Mad professor â€“ and RSNO musician â€“ Owen Gunnell, is on a mission to understand the mechanics of science, time travel and the space age.
While the professor tries to get his ill-fated rocket on and off the stage, Celine and Ross from the Glasgow Science Centre, are in charge of live experiments â€“ involving water, electricity, and a range of fizzing, fogging things you really shouldnâ€™t try at home!
Itâ€™s all done with spectacular support from the Royal Scottish National Orchestra (conducted by Junping Qian) and the RSNO Junior Chorus. The music in â€˜bite-sizeâ€™ pieces to suit a family audience, is recognisable: John Williamsâ€™ Jurassic Park; Holst, The Planets; Back to the Future, from Silvestriâ€¦with Borodin, Strauss, Berlioz and Saint-Saens thrown in for good measure.
The haunting â€˜Waiting for the Silver Sailed Moonâ€™ from Scottish composer, Savourna Stevenson, sits alongside Phil Gaultâ€™s exhilarating rendition of The Elements Song (to Modern Major-General from the Pirates of Penzance) which I defy you not to have as an ear worm for the rest of the day.

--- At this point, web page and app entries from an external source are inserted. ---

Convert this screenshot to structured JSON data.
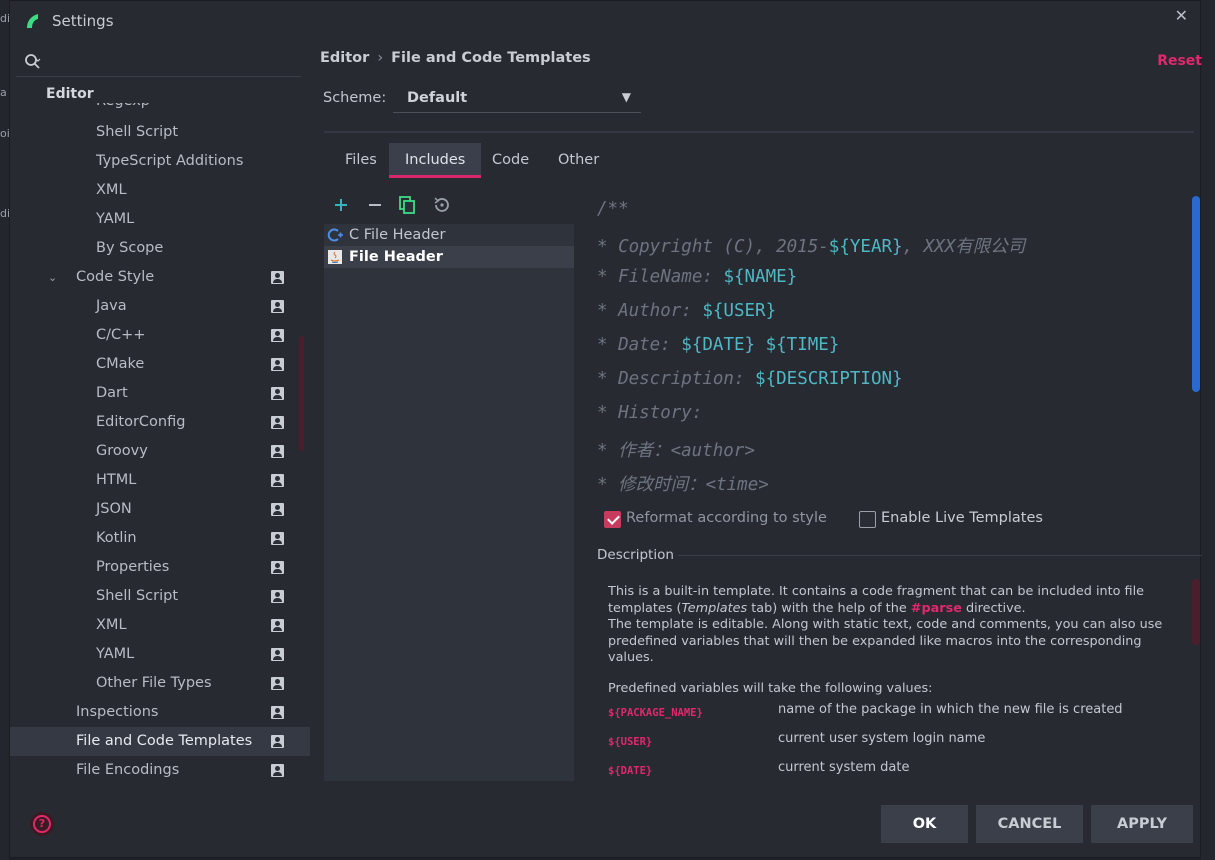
{
  "window": {
    "title": "Settings"
  },
  "edge_fragments": [
    "di",
    "a",
    "oi",
    "di"
  ],
  "left": {
    "section": "Editor",
    "items": [
      {
        "label": "Regexp"
      },
      {
        "label": "Shell Script"
      },
      {
        "label": "TypeScript Additions"
      },
      {
        "label": "XML"
      },
      {
        "label": "YAML"
      },
      {
        "label": "By Scope"
      },
      {
        "label": "Code Style"
      },
      {
        "label": "Java"
      },
      {
        "label": "C/C++"
      },
      {
        "label": "CMake"
      },
      {
        "label": "Dart"
      },
      {
        "label": "EditorConfig"
      },
      {
        "label": "Groovy"
      },
      {
        "label": "HTML"
      },
      {
        "label": "JSON"
      },
      {
        "label": "Kotlin"
      },
      {
        "label": "Properties"
      },
      {
        "label": "Shell Script"
      },
      {
        "label": "XML"
      },
      {
        "label": "YAML"
      },
      {
        "label": "Other File Types"
      },
      {
        "label": "Inspections"
      },
      {
        "label": "File and Code Templates"
      },
      {
        "label": "File Encodings"
      }
    ]
  },
  "breadcrumb": {
    "part1": "Editor",
    "separator": "›",
    "part2": "File and Code Templates"
  },
  "reset_label": "Reset",
  "scheme": {
    "label": "Scheme:",
    "value": "Default"
  },
  "tabs": [
    "Files",
    "Includes",
    "Code",
    "Other"
  ],
  "active_tab": "Includes",
  "templates": [
    {
      "name": "C File Header",
      "icon": "c-file-icon"
    },
    {
      "name": "File Header",
      "icon": "java-file-icon"
    }
  ],
  "code": {
    "l1": "/**",
    "l2_prefix": "* Copyright (C), 2015-",
    "l2_var": "${YEAR}",
    "l2_suffix": ", XXX有限公司",
    "l3_prefix": "* FileName: ",
    "l3_var": "${NAME}",
    "l4_prefix": "* Author: ",
    "l4_var": "${USER}",
    "l5_prefix": "* Date: ",
    "l5_var1": "${DATE}",
    "l5_var2": "${TIME}",
    "l6_prefix": "* Description: ",
    "l6_var": "${DESCRIPTION}",
    "l7": "* History:",
    "l8": "* 作者：<author>",
    "l9": "* 修改时间：<time>"
  },
  "options": {
    "reformat": {
      "label": "Reformat according to style",
      "checked": true
    },
    "live_templates": {
      "label": "Enable Live Templates",
      "checked": false
    }
  },
  "description": {
    "title": "Description",
    "p1_a": "This is a built-in template. It contains a code fragment that can be included into file templates (",
    "p1_em": "Templates",
    "p1_b": " tab) with the help of the ",
    "p1_dir": "#parse",
    "p1_c": " directive.",
    "p1_d": "The template is editable. Along with static text, code and comments, you can also use predefined variables that will then be expanded like macros into the corresponding values.",
    "p2": "Predefined variables will take the following values:",
    "vars": [
      {
        "name": "${PACKAGE_NAME}",
        "desc": "name of the package in which the new file is created"
      },
      {
        "name": "${USER}",
        "desc": "current user system login name"
      },
      {
        "name": "${DATE}",
        "desc": "current system date"
      }
    ]
  },
  "buttons": {
    "ok": "OK",
    "cancel": "CANCEL",
    "apply": "APPLY"
  },
  "colors": {
    "accent": "#e2286c",
    "variable": "#4fb7c5",
    "scrollbar": "#2a6ad0"
  }
}
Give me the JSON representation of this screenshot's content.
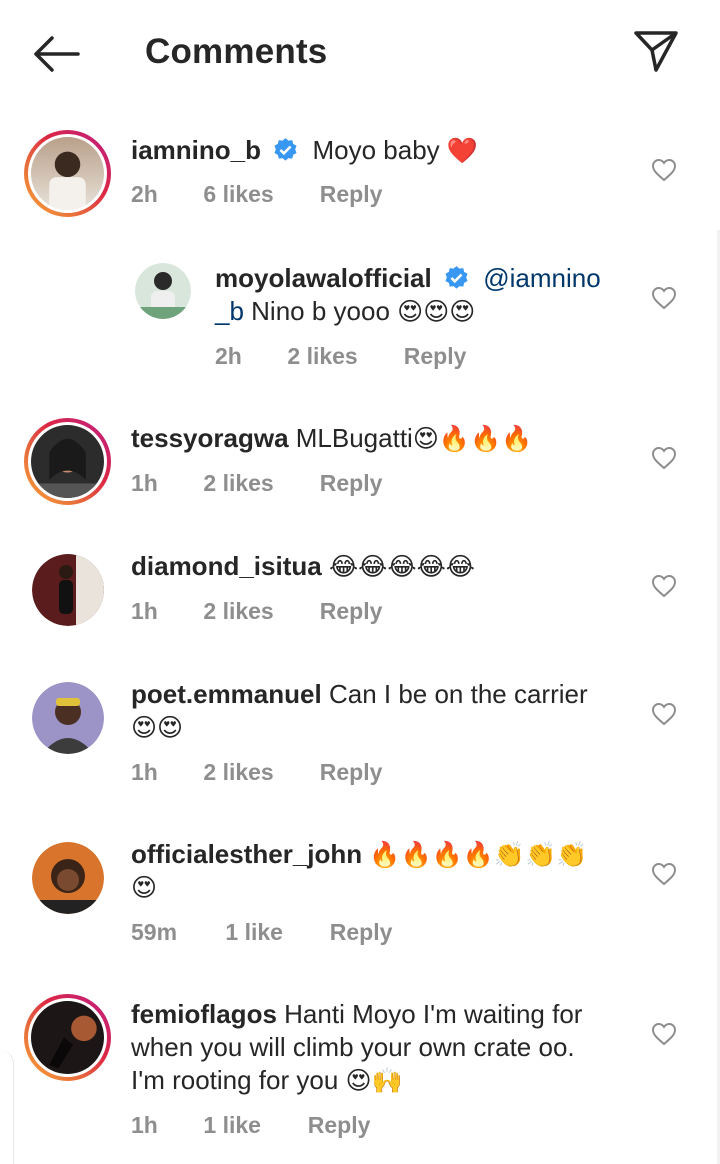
{
  "header": {
    "title": "Comments",
    "back_icon": "arrow-left-icon",
    "send_icon": "paper-plane-icon"
  },
  "colors": {
    "text": "#262626",
    "meta": "#8e8e8e",
    "verified": "#3897f0",
    "mention": "#00376b",
    "heart": "#e0245e"
  },
  "reply_label": "Reply",
  "comments": [
    {
      "username": "iamnino_b",
      "verified": true,
      "text": "Moyo baby",
      "emoji": "❤️",
      "time": "2h",
      "likes": "6 likes"
    },
    {
      "username": "moyolawalofficial",
      "verified": true,
      "mention": "@iamnino_b",
      "mention_line1": "@iamnino",
      "mention_line2": "_b",
      "text": "Nino b yooo",
      "emoji": "😍😍😍",
      "time": "2h",
      "likes": "2 likes"
    },
    {
      "username": "tessyoragwa",
      "text": "MLBugatti",
      "emoji": "😍🔥🔥🔥",
      "time": "1h",
      "likes": "2 likes"
    },
    {
      "username": "diamond_isitua",
      "text": "",
      "emoji": "😂😂😂😂😂",
      "time": "1h",
      "likes": "2 likes"
    },
    {
      "username": "poet.emmanuel",
      "text": "Can I be on the carrier",
      "emoji": "😍😍",
      "time": "1h",
      "likes": "2 likes"
    },
    {
      "username": "officialesther_john",
      "text": "",
      "emoji": "🔥🔥🔥🔥👏👏👏",
      "emoji2": "😍",
      "time": "59m",
      "likes": "1 like"
    },
    {
      "username": "femioflagos",
      "text_line1": "Hanti Moyo I'm waiting for",
      "text_line2": "when you will climb your own crate oo.",
      "text_line3": "I'm rooting for you",
      "emoji": "😍🙌",
      "time": "1h",
      "likes": "1 like"
    }
  ]
}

Itâ€™s all topped off with the trademark medley (arranged by Paul Campbell) and an expectation of audience participation in the Time Warp! The nine year rolled his eyes at that, but I’ve a sneaking suspicion he enjoyed it really…

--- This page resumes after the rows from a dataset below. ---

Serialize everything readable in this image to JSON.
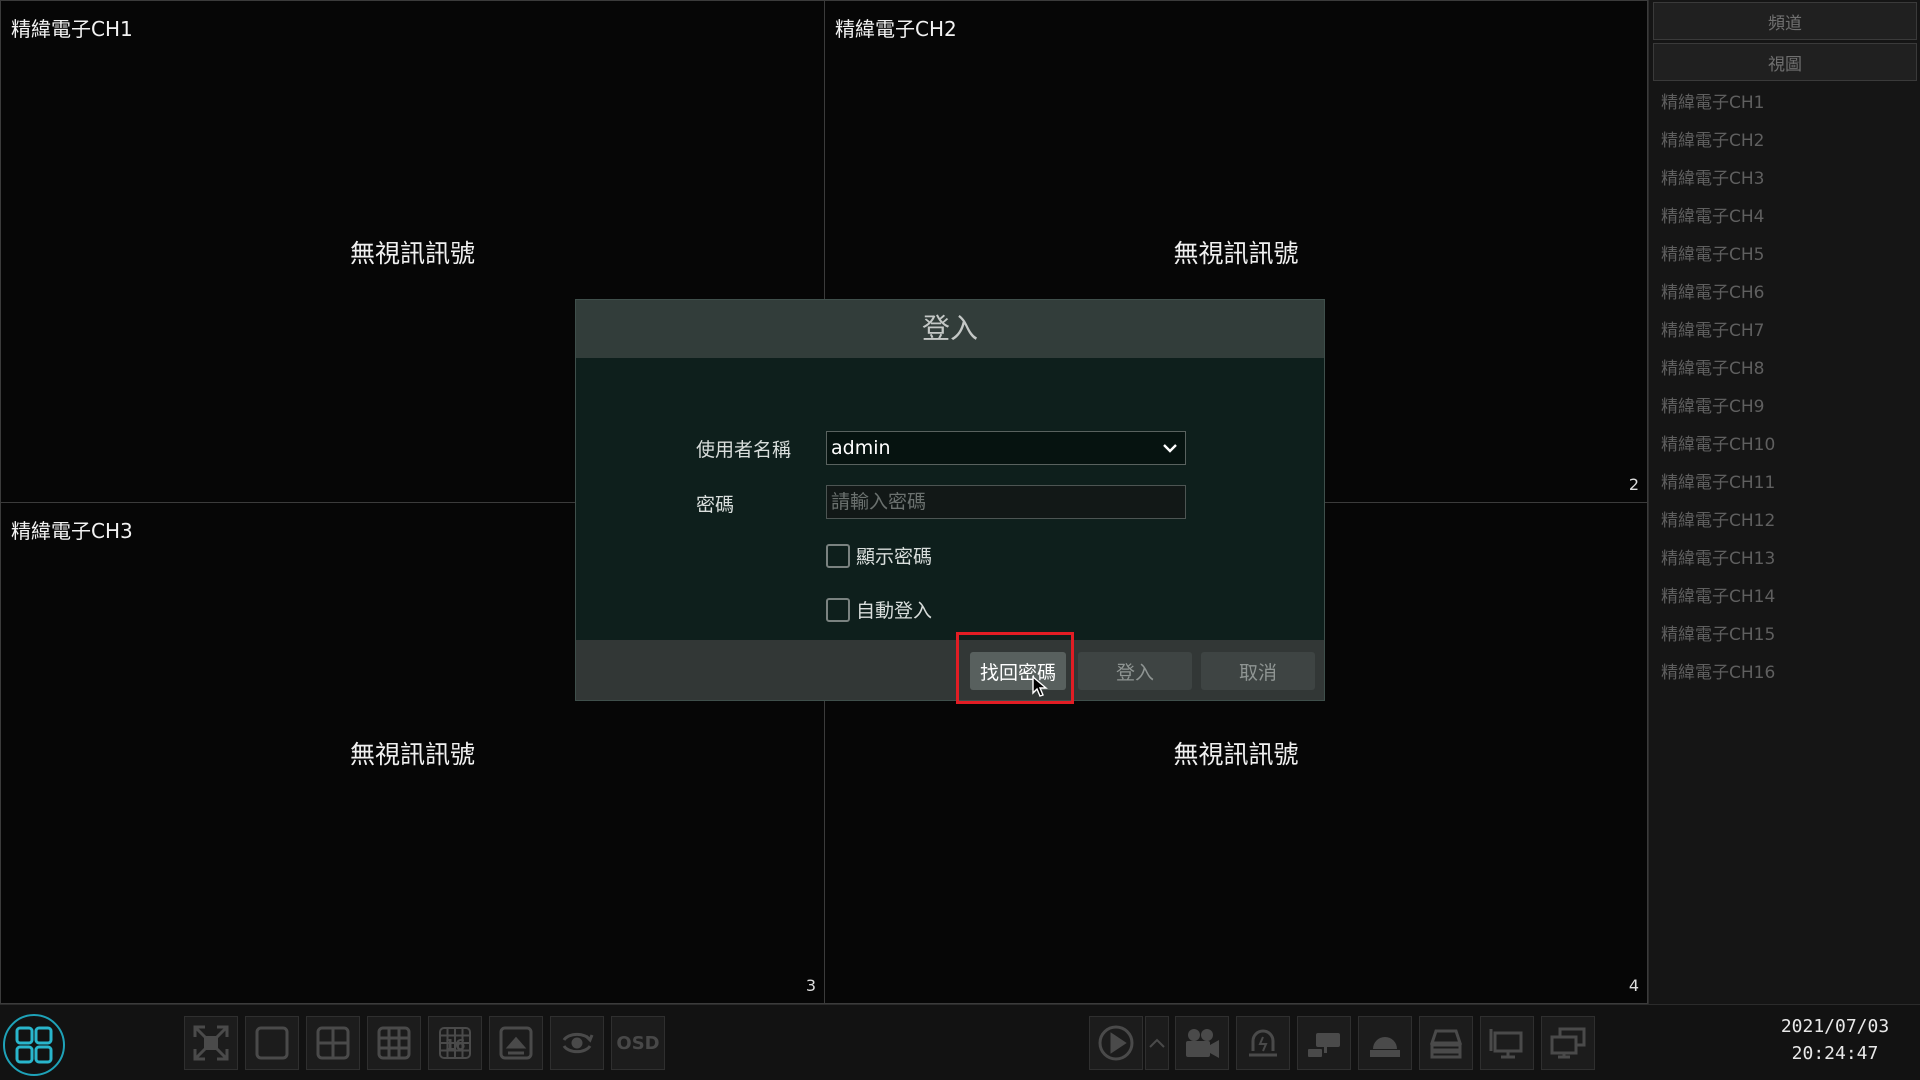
{
  "tiles": [
    {
      "name": "精緯電子CH1",
      "status": "無視訊訊號",
      "number": ""
    },
    {
      "name": "精緯電子CH2",
      "status": "無視訊訊號",
      "number": "2"
    },
    {
      "name": "精緯電子CH3",
      "status": "無視訊訊號",
      "number": "3"
    },
    {
      "name": "",
      "status": "無視訊訊號",
      "number": "4"
    }
  ],
  "sidebar": {
    "tabs": [
      "頻道",
      "視圖"
    ],
    "channels": [
      "精緯電子CH1",
      "精緯電子CH2",
      "精緯電子CH3",
      "精緯電子CH4",
      "精緯電子CH5",
      "精緯電子CH6",
      "精緯電子CH7",
      "精緯電子CH8",
      "精緯電子CH9",
      "精緯電子CH10",
      "精緯電子CH11",
      "精緯電子CH12",
      "精緯電子CH13",
      "精緯電子CH14",
      "精緯電子CH15",
      "精緯電子CH16"
    ]
  },
  "dialog": {
    "title": "登入",
    "username_label": "使用者名稱",
    "username_value": "admin",
    "password_label": "密碼",
    "password_placeholder": "請輸入密碼",
    "show_password": "顯示密碼",
    "auto_login": "自動登入",
    "recover_button": "找回密碼",
    "login_button": "登入",
    "cancel_button": "取消"
  },
  "taskbar": {
    "osd_label": "OSD",
    "grid16_label": "16",
    "date": "2021/07/03",
    "time": "20:24:47"
  },
  "colors": {
    "accent": "#1ea2b8",
    "highlight": "#e11d24",
    "dialog_bg": "#0e1f1c",
    "dialog_header": "#323d3a"
  }
}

Childrenâ€™s Classic Concerts are hour-long, interactive and relaxed, performances designed to introduce children of all ages to both the more well-known classical music and some less familiar pieces.

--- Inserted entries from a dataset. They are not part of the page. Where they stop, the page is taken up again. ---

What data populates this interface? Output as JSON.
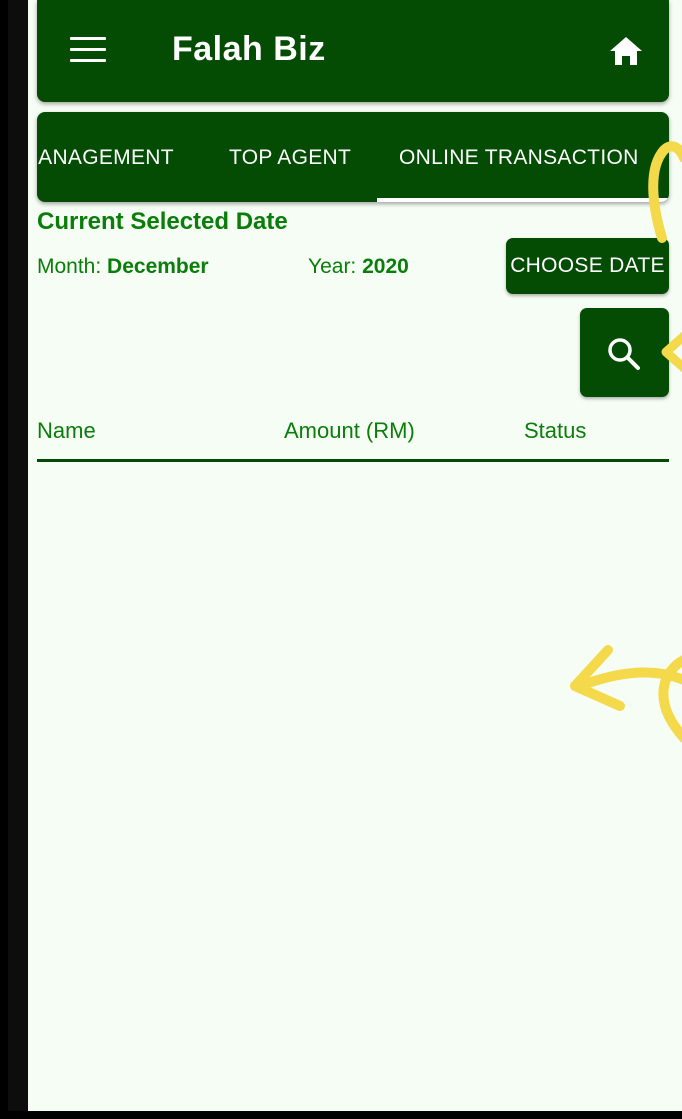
{
  "app": {
    "title": "Falah Biz"
  },
  "icons": {
    "menu": "menu-icon",
    "home": "home-icon",
    "search": "search-icon"
  },
  "tabs": [
    {
      "label": "MANAGEMENT",
      "shown_label": "IANAGEMENT",
      "selected": false
    },
    {
      "label": "TOP AGENT",
      "selected": false
    },
    {
      "label": "ONLINE TRANSACTION",
      "shown_label": "ONLINE TRANSACTION",
      "selected": true
    }
  ],
  "selection": {
    "title": "Current Selected Date",
    "month_label": "Month:",
    "month_value": "December",
    "year_label": "Year:",
    "year_value": "2020",
    "choose_date_label": "CHOOSE DATE"
  },
  "table": {
    "columns": [
      "Name",
      "Amount (RM)",
      "Status"
    ],
    "rows": []
  },
  "colors": {
    "primary": "#044c04",
    "text_green": "#0a7d0a",
    "background": "#f6fdf5",
    "annotation": "#f4d94a"
  }
}
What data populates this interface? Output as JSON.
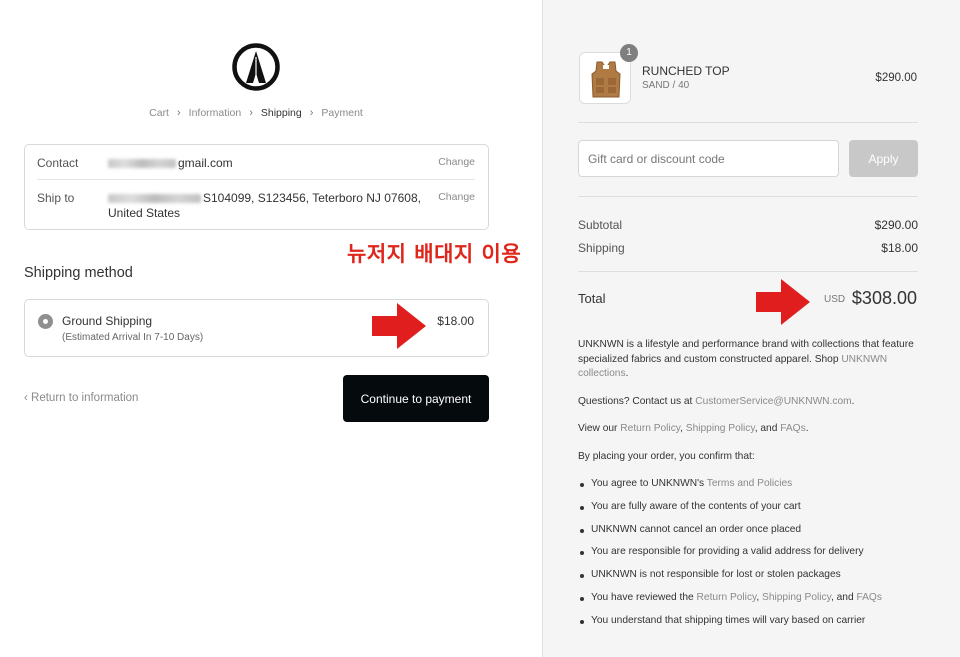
{
  "breadcrumb": {
    "cart": "Cart",
    "information": "Information",
    "shipping": "Shipping",
    "payment": "Payment"
  },
  "info": {
    "contact_label": "Contact",
    "contact_value": "gmail.com",
    "ship_label": "Ship to",
    "ship_value_line1": "S104099, S123456, Teterboro NJ 07608,",
    "ship_value_line2": "United States",
    "change_label": "Change"
  },
  "annotation": "뉴저지 배대지 이용",
  "shipping_method": {
    "title": "Shipping method",
    "name": "Ground Shipping",
    "sub": "(Estimated Arrival In 7-10 Days)",
    "price": "$18.00"
  },
  "actions": {
    "return_label": "Return to information",
    "continue_label": "Continue to payment"
  },
  "product": {
    "quantity": "1",
    "name": "RUNCHED TOP",
    "variant": "SAND / 40",
    "price": "$290.00"
  },
  "discount": {
    "placeholder": "Gift card or discount code",
    "apply_label": "Apply"
  },
  "summary": {
    "subtotal_label": "Subtotal",
    "subtotal_value": "$290.00",
    "shipping_label": "Shipping",
    "shipping_value": "$18.00",
    "total_label": "Total",
    "currency": "USD",
    "total_value": "$308.00"
  },
  "notes": {
    "about_text": "UNKNWN is a lifestyle and performance brand with collections that feature specialized fabrics and custom constructed apparel. Shop ",
    "about_link": "UNKNWN collections",
    "questions_text": "Questions? Contact us at ",
    "questions_email": "CustomerService@UNKNWN.com",
    "view_text": "View our ",
    "return_policy": "Return Policy",
    "shipping_policy": "Shipping Policy",
    "and_text": ", and ",
    "faqs": "FAQs",
    "confirm_text": "By placing your order, you confirm that:",
    "bullet1_text": "You agree to UNKNWN's ",
    "bullet1_link": "Terms and Policies",
    "bullet2": "You are fully aware of the contents of your cart",
    "bullet3": "UNKNWN cannot cancel an order once placed",
    "bullet4": "You are responsible for providing a valid address for delivery",
    "bullet5": "UNKNWN is not responsible for lost or stolen packages",
    "bullet6_text": "You have reviewed the ",
    "bullet7": "You understand that shipping times will vary based on carrier"
  },
  "colors": {
    "button_dark": "#050a0d",
    "annotation_red": "#e0251b",
    "right_panel_bg": "#f5f5f5"
  }
}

At the Usher Hall on Sunday afternoon, there definitely was an intergenerational mix â€“ families on an outing â€“ with something for everyone. And everyone seemed to be enjoying themselves.
My nine year old didnâ€™t have much time for the experiments (broadcast on a large screen in case your view of the stage was too distant) that captivated the younger children behind us, but he was there solely for the Jurassic Park themeâ€¦and came home to look up The Elements Songâ€¦
The concerts are a great way to make classical music, as well as beautiful venues like the Usher Hall, accessible rather than â€“ as is still often perceived â€“ somewhat elitist. Above all, theyâ€™re fun and entertaining and ticket prices, always an issue, are not unreasonable when compared with most family-oriented trips.
They are one-offs, though (or rather two-offs: one performance in Glasgow, one in Edinburgh) so if youâ€™ve missed Weird Science, then look out for the forthcoming Santaâ€™s Workshop in December.